By JEAN YAMAMOTO, Portland JACL
Five years ago, President Obama nominated Gen. Eric Shinseki to be secretary of veterans affairs and he was unanimously confirmed by the Senate.
Gen. Shinseki came out of retirement and answered the call to serve once again because of his deep commitment to veterans. At that time, the Walter Reed Army Medical Center neglect scandal was recently in the headlines and highlighted the pervasive and daunting problems within the military and veteran health care systems.
In May of this year, Secretary of Veterans Affairs Eric Shinseki resigned amid scandal and corruption in the Department of Veterans Affairs. An honorable man, Secretary Shinseki trusted his senior leaders, which was misplaced. Their misconduct and gaming of the appointment system led to long waiting lists and deaths of veterans who died while awaiting care.
He said, “That breach of integrity is irresponsible. It is indefensible and unacceptable to me. Leadership and integrity problems can and must be fixed — and now.”
However, even House Speaker John Boehner said that the problems with the VA weren’t just about one person but the entire system underneath him.
The Portland JACL will introduce an emergency resolution at this year’s JACL National Convention to recognize and thank Gen. Eric K. Shinseki for his service to his country. Last year we had the privilege of hearing Secretary Shinseki deliver the keynote speech at the American Heroes Luncheon opening the Congressional Gold Medal traveling exhibit at the Oregon Historical Society. The Congressional Gold Medal, the highest civilian honor for distinguished achievements and contributions, was awarded to Nisei veterans of the 100th Infantry Battalion, the 442nd Regimental Combat Team and the Military Intelligence Service.
Eric Shinseki was born in Kauai during World War II. His uncles served in the 442nd, which inspired him to pursue a military career. He graduated from West Point and then completed two combat tours in Vietnam, where he was awarded three Bronze Stars for valor and a Purple Heart with an Oak Leaf Cluster. In 1970 during a fierce gun battle, he stepped on a mine and lost half his right foot. Although he could have retired, he worked hard to return to active duty the next year.
After Vietnam, Shinseki continued up the military career ladder, serving at Schofield Barracks and Ft. Shafter in Hawaii and then as an instructor at West Point. He went on to serve more than 10 years in Europe in a variety of assignments. He had important posts at the Pentagon, was promoted to brigadier general in 1991, became the commanding general of the 1st Calvary Division in 1994, and then was named the commander-in-chief of U.S. Army forces in Europe. In 1999, President Clinton named him Army chief of staff.
In February 2003, three weeks before the invasion of Iraq, Gen. Shinseki testified before the Senate Armed Services Committee that it would take “something on the order of several hundred thousand soldiers” to secure the country and he also warned that a post-war occupation could awaken “ethnic tensions that could lead to other problems.” Then-Secretary of Defense Donald Rumsfeld and Deputy Paul Wolfowitz scoffed at his assessment and eventually forced him out. History now shows that Shinseki was right.

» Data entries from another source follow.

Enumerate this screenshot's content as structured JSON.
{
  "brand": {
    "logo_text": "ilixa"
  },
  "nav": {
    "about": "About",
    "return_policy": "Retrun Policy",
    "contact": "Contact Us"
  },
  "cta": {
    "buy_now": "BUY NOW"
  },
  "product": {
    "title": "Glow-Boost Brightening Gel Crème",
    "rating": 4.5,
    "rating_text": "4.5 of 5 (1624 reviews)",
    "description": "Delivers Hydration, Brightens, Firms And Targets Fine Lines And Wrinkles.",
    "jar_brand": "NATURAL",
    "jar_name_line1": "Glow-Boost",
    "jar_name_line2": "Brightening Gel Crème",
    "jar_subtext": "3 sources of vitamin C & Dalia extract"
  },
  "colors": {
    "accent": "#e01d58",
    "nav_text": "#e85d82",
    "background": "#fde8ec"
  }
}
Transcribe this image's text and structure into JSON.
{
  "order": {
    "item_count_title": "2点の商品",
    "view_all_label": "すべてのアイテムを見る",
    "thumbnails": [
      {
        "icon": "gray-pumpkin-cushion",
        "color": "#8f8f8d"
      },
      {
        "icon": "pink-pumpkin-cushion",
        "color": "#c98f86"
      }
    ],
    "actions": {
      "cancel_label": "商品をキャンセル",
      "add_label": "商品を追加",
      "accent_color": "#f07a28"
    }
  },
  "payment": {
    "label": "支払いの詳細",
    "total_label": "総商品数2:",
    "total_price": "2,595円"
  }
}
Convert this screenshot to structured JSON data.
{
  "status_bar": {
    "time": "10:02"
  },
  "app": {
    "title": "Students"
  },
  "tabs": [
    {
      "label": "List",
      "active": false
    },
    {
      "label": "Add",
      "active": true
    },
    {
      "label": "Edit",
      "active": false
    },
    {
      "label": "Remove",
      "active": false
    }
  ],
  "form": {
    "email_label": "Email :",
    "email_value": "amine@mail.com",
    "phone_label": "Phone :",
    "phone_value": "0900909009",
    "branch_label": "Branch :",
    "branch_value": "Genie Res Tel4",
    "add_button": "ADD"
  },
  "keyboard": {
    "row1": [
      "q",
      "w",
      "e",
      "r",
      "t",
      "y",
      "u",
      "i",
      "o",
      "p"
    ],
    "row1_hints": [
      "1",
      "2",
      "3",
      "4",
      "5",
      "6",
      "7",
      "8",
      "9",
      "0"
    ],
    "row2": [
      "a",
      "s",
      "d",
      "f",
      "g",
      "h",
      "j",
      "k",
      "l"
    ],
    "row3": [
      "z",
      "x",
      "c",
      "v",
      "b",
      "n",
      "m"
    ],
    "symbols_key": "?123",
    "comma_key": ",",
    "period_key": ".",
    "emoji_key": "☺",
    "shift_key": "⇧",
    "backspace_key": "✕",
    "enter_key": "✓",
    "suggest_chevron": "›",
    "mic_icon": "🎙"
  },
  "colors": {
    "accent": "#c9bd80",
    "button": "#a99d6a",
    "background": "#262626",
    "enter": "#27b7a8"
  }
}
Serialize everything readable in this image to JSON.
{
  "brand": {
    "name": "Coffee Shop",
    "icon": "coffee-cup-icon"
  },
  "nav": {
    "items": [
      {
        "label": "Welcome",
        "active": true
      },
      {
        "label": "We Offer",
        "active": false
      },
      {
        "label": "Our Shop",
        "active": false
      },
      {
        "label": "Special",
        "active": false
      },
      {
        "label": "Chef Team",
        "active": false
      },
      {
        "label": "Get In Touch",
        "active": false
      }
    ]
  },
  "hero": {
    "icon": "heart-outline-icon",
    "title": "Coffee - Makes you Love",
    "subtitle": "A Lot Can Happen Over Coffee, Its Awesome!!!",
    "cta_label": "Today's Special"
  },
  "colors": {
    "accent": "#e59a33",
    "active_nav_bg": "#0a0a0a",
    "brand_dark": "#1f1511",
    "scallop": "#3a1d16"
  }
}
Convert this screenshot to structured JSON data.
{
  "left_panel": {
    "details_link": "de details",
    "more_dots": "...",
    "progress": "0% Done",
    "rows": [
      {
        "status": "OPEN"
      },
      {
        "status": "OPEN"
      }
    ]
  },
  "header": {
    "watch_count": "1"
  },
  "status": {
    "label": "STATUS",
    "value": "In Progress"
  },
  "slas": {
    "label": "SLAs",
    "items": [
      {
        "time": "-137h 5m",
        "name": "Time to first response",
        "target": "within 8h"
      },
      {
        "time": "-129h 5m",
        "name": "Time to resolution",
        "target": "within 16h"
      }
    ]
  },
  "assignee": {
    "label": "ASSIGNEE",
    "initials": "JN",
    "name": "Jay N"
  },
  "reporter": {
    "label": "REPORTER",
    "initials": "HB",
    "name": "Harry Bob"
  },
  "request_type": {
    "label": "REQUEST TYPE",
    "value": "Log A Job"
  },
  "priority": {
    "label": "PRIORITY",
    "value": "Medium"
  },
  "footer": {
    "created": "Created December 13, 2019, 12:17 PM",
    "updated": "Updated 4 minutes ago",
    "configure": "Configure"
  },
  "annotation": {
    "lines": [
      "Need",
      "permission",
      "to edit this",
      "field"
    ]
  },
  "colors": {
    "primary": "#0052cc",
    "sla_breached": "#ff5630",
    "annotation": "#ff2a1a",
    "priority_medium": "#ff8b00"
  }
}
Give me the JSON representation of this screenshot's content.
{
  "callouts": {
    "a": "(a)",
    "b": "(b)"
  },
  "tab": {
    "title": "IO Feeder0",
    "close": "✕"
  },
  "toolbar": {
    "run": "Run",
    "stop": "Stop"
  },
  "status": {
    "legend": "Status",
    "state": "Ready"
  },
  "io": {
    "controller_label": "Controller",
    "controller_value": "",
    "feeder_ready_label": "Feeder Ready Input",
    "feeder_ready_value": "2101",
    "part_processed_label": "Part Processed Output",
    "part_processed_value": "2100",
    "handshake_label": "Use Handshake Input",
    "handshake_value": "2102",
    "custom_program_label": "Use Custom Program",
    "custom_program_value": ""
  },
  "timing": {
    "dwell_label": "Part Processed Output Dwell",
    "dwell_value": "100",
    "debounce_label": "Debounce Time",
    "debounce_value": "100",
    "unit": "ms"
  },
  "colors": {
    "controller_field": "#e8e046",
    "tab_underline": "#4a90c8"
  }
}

When Gen. Shinseki retired in 2003, he was the highest-ranking Asian American service member.
We are grateful to Gen. Shinseki for his 38-year military service to his country and his five-year tenure at the Department of Veterans Affairs. Throughout his long career he has served as a positive role model for living a life of integrity and speaking truth to power.
We hope that the JACL community will join us in support of a resolution to honor this war hero and inspiring public servant.
(Editor’s note: The resolution was passed during the JACL National Convention, held July 9 to 13 in San Jose.)
Jean Yamamoto is secretary and past co-president of the Portland Chapter of the Japanese American Citizens League. Opinions expressed in Vox Populi do not necessarily reflect those of The Rafu Shimpo.